* _REQUIRED WORK_
Return copies of the lines below that mention "буря".

[Saved entries]
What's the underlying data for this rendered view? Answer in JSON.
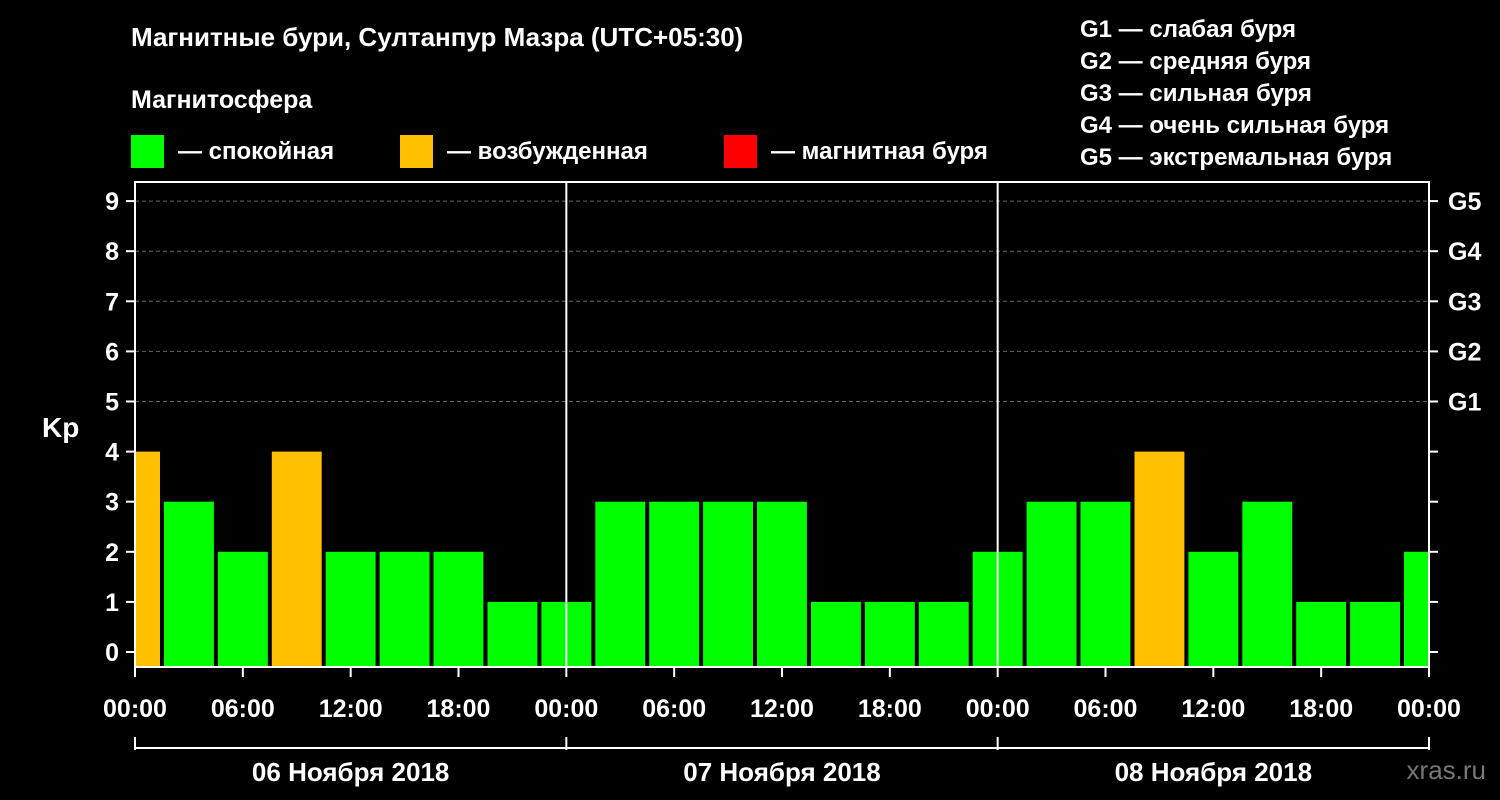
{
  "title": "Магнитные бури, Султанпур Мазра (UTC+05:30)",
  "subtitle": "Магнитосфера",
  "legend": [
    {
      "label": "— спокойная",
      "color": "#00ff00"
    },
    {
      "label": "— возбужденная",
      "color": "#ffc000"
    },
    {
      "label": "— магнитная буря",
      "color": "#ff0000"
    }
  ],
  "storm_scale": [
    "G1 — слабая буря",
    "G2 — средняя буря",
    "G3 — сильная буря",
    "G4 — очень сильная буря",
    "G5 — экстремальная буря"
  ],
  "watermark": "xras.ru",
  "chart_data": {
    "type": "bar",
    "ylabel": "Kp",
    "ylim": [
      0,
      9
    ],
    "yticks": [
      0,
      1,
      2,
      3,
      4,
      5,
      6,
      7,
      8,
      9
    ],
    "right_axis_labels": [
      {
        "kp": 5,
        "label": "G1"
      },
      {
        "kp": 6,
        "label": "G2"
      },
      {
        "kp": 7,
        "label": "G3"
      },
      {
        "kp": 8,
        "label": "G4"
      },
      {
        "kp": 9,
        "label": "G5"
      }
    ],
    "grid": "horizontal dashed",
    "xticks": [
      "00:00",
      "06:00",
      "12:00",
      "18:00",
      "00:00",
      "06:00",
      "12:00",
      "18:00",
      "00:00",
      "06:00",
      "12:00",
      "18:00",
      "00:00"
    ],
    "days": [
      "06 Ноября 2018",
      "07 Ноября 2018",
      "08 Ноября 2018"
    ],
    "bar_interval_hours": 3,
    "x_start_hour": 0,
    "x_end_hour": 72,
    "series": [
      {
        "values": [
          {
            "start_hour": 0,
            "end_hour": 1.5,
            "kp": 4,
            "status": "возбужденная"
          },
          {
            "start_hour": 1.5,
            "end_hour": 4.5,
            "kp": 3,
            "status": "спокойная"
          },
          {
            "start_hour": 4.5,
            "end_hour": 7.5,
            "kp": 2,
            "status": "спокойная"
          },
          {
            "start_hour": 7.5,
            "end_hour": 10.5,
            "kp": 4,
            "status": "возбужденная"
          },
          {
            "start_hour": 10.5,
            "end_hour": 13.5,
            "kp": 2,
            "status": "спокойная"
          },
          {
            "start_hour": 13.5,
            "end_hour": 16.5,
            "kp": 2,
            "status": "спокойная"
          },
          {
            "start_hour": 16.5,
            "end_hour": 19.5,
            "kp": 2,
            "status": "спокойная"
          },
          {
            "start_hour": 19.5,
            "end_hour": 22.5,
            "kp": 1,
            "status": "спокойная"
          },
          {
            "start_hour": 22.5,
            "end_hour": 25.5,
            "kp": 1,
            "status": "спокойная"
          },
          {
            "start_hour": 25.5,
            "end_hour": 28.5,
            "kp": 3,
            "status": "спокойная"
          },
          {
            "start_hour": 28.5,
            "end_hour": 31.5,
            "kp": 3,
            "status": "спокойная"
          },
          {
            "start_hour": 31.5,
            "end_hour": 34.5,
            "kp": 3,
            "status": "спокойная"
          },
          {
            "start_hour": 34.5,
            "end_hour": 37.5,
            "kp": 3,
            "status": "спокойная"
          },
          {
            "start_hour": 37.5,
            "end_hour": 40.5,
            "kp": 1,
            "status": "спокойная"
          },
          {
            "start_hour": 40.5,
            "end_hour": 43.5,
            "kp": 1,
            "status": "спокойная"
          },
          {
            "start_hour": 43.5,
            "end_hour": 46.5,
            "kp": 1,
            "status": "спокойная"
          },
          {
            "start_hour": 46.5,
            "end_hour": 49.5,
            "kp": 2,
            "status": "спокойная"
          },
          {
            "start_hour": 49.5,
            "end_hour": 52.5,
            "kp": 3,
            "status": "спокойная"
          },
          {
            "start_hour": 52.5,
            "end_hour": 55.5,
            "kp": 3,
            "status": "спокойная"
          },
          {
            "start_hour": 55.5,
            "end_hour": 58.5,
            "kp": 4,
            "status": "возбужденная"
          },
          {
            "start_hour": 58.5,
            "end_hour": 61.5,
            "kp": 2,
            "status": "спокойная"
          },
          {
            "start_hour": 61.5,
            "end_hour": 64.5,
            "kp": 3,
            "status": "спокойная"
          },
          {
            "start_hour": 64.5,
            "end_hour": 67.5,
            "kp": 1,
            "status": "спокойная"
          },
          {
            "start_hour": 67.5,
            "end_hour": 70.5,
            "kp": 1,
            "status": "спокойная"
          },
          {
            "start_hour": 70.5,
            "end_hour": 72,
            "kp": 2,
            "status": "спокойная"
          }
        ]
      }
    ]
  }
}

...

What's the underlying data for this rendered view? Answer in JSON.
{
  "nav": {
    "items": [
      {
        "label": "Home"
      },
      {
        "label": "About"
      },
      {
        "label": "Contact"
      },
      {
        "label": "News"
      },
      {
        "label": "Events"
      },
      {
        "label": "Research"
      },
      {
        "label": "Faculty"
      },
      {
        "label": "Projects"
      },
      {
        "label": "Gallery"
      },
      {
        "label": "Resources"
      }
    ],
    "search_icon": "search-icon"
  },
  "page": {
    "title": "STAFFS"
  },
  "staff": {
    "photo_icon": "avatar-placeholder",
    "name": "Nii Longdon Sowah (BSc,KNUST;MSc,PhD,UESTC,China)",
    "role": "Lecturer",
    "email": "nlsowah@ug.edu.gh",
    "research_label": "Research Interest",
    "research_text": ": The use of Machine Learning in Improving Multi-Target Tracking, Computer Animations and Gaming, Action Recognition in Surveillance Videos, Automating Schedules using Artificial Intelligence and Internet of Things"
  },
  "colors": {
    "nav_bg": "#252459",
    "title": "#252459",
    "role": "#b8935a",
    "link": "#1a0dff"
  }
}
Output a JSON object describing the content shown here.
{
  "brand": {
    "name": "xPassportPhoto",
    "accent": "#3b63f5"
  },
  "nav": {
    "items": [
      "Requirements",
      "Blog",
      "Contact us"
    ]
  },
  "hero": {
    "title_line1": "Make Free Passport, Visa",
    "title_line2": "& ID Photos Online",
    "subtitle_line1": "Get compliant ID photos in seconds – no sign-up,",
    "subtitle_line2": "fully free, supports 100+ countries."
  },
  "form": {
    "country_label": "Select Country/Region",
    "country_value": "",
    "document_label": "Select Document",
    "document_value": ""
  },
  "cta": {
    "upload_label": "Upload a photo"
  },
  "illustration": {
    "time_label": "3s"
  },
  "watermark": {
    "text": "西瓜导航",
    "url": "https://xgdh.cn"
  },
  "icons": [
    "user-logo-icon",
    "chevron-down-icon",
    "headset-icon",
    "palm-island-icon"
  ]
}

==

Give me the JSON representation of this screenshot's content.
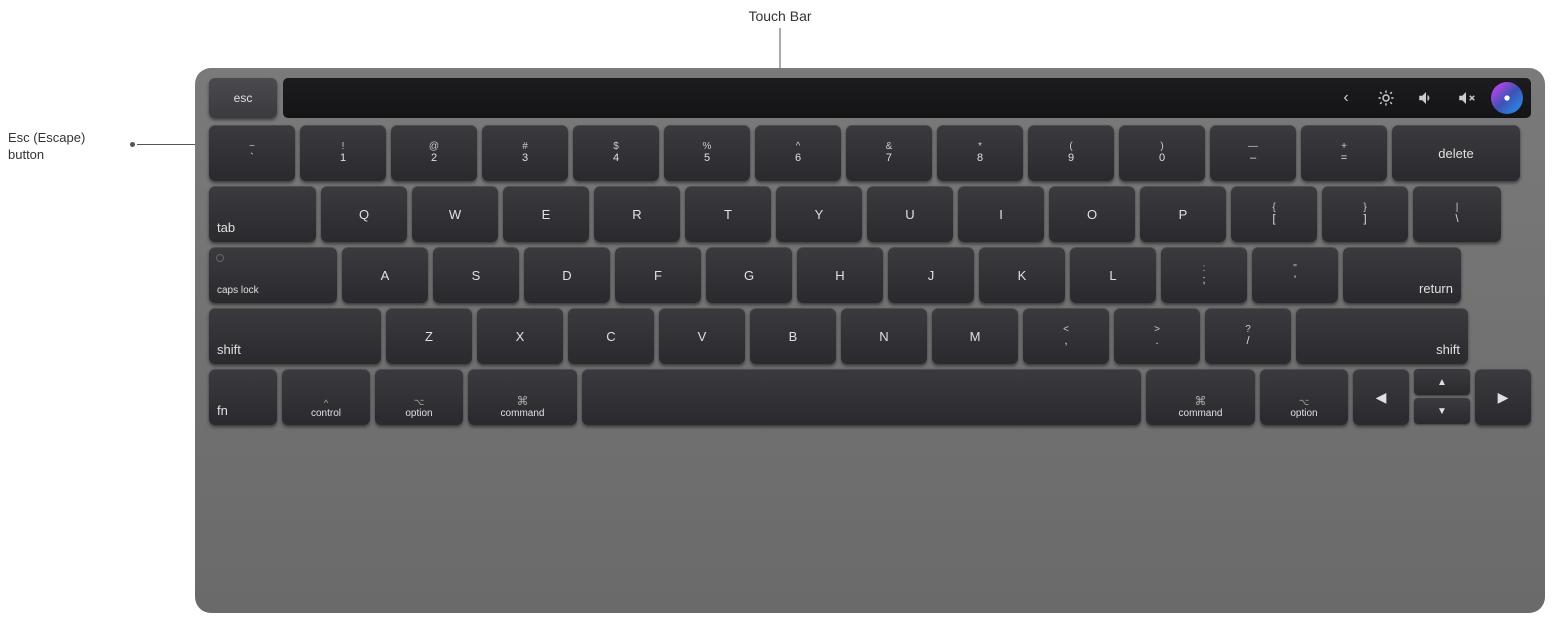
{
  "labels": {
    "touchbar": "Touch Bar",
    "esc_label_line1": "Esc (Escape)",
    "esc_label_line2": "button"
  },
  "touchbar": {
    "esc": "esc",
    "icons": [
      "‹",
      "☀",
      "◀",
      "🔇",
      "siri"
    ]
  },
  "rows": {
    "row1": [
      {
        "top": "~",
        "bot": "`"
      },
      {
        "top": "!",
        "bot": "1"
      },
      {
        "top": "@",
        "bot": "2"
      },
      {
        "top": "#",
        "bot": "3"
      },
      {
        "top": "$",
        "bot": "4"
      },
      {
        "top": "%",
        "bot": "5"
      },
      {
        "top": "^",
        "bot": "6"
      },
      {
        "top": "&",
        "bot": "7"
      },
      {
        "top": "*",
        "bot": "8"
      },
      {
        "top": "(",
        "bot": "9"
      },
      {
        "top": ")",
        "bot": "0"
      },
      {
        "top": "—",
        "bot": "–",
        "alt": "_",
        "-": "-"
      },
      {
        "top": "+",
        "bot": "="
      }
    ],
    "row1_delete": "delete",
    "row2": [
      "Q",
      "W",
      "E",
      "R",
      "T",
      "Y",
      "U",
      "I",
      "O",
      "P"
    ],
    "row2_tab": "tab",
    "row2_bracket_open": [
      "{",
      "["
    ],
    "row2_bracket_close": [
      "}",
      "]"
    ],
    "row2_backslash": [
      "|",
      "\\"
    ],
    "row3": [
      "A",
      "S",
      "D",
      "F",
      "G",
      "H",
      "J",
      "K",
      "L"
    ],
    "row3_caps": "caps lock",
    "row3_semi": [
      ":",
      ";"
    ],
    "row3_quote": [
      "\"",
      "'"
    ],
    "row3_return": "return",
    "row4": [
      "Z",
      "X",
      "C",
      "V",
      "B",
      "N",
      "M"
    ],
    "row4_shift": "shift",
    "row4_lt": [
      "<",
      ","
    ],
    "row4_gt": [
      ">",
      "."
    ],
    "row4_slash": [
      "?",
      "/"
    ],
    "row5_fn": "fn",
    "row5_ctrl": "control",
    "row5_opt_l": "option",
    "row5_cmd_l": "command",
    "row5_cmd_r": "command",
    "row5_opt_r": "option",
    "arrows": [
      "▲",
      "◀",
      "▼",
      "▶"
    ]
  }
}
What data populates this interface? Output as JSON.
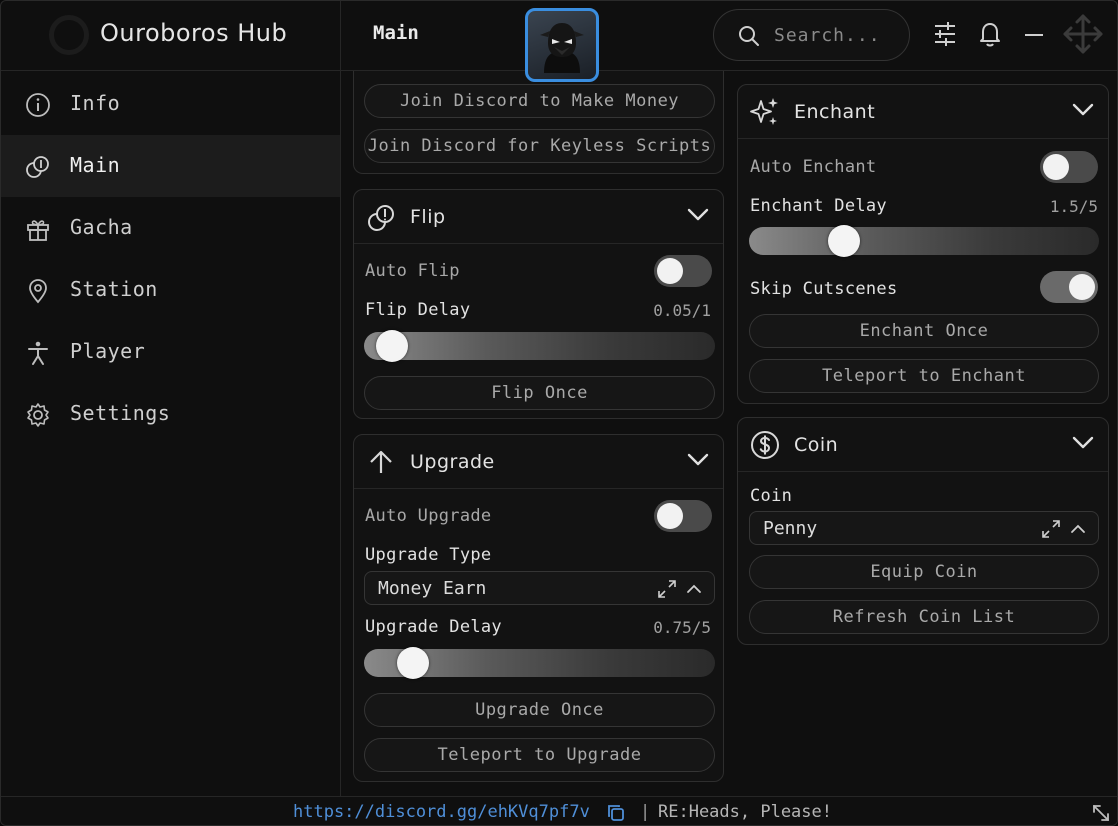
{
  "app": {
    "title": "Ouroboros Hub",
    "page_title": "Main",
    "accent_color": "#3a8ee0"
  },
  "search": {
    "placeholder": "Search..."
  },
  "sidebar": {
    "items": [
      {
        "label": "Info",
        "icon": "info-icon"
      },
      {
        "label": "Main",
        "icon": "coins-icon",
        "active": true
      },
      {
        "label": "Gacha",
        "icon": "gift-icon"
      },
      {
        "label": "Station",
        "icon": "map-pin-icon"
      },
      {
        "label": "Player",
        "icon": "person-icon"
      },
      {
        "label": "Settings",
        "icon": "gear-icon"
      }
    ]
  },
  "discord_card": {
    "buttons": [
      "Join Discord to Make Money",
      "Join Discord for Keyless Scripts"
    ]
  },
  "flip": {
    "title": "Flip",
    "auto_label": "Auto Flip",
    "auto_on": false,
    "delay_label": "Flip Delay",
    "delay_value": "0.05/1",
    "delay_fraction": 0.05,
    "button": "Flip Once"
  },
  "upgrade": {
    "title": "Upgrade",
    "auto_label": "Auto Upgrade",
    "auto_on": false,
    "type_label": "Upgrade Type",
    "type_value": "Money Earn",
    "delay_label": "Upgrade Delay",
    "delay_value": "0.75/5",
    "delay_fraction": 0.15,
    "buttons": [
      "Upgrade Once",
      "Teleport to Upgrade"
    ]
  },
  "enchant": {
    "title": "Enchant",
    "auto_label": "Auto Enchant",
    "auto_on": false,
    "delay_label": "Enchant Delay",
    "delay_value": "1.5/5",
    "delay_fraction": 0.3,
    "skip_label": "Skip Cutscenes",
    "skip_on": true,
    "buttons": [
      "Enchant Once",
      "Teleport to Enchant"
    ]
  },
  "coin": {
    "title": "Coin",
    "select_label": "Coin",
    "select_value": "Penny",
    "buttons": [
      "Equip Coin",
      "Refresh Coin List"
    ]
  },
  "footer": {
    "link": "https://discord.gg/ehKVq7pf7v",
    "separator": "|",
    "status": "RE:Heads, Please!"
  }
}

* _TASK RESPONSE_
      "label": "— магнитная буря",
    "G1 — слабая буря",
    "G2 — средняя буря",
    "G3 — сильная буря",
    "G4 — очень сильная буря",
    "G5 — экстремальная буря"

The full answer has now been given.